— What you have to do —
Each line in the entries below that holds the word "button" belongs in the answer.

— The data —
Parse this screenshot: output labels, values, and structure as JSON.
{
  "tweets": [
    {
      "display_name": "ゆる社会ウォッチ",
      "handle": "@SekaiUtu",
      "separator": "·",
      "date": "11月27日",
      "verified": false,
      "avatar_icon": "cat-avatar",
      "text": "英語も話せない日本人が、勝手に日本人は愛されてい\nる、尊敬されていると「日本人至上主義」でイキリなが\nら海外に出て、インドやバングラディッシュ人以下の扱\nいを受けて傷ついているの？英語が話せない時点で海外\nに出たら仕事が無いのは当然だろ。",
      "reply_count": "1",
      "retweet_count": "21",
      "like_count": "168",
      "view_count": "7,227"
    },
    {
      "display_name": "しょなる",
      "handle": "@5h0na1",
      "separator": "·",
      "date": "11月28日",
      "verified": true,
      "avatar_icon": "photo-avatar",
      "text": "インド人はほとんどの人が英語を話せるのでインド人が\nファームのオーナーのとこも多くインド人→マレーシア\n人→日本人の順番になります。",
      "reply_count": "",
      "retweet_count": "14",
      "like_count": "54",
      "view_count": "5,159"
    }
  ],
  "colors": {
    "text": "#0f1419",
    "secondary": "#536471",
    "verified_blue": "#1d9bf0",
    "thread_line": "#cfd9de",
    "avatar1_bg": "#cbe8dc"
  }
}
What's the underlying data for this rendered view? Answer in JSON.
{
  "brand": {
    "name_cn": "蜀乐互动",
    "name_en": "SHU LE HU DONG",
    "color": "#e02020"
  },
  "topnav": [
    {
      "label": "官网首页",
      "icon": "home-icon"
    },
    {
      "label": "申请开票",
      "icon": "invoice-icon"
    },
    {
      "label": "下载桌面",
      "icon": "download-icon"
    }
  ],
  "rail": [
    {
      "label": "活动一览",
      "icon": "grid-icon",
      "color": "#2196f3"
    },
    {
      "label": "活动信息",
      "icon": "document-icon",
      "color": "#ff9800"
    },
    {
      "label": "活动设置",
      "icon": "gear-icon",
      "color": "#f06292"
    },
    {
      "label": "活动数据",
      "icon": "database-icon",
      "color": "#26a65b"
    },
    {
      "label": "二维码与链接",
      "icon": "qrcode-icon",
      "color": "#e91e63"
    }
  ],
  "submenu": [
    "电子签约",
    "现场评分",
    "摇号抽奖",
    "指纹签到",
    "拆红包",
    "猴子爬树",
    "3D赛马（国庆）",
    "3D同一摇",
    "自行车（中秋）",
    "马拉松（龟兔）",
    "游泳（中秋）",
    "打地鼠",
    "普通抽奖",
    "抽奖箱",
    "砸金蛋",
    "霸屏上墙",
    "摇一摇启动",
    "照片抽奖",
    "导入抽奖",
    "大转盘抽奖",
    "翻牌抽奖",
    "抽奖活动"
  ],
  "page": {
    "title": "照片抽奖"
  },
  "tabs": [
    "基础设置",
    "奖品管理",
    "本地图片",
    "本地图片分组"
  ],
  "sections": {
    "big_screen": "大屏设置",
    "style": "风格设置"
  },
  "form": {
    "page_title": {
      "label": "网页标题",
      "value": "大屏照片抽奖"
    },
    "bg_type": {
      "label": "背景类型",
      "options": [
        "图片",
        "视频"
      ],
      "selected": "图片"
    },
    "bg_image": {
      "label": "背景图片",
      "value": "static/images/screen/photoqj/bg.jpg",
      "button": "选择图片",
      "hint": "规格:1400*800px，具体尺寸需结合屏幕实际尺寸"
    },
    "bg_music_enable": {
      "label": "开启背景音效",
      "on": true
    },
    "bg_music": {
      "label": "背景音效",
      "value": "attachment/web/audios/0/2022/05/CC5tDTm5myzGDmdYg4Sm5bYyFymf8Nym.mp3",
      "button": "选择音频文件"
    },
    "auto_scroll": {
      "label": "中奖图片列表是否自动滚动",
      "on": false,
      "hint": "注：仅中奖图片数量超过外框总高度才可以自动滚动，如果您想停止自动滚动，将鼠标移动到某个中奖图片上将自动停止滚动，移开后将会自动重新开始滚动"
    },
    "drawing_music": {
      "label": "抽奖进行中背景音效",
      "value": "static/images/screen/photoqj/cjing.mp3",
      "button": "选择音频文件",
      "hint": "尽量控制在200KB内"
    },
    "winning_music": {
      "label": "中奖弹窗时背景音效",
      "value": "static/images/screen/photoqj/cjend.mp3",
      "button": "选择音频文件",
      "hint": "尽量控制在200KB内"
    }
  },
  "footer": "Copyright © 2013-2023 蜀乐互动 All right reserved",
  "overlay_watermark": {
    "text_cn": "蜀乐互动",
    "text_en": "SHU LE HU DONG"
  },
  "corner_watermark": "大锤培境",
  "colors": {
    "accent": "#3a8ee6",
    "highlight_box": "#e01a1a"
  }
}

— Answer space —
      "button": "选择图片",
      "button": "选择音频文件"
      "button": "选择音频文件",
      "button": "选择音频文件",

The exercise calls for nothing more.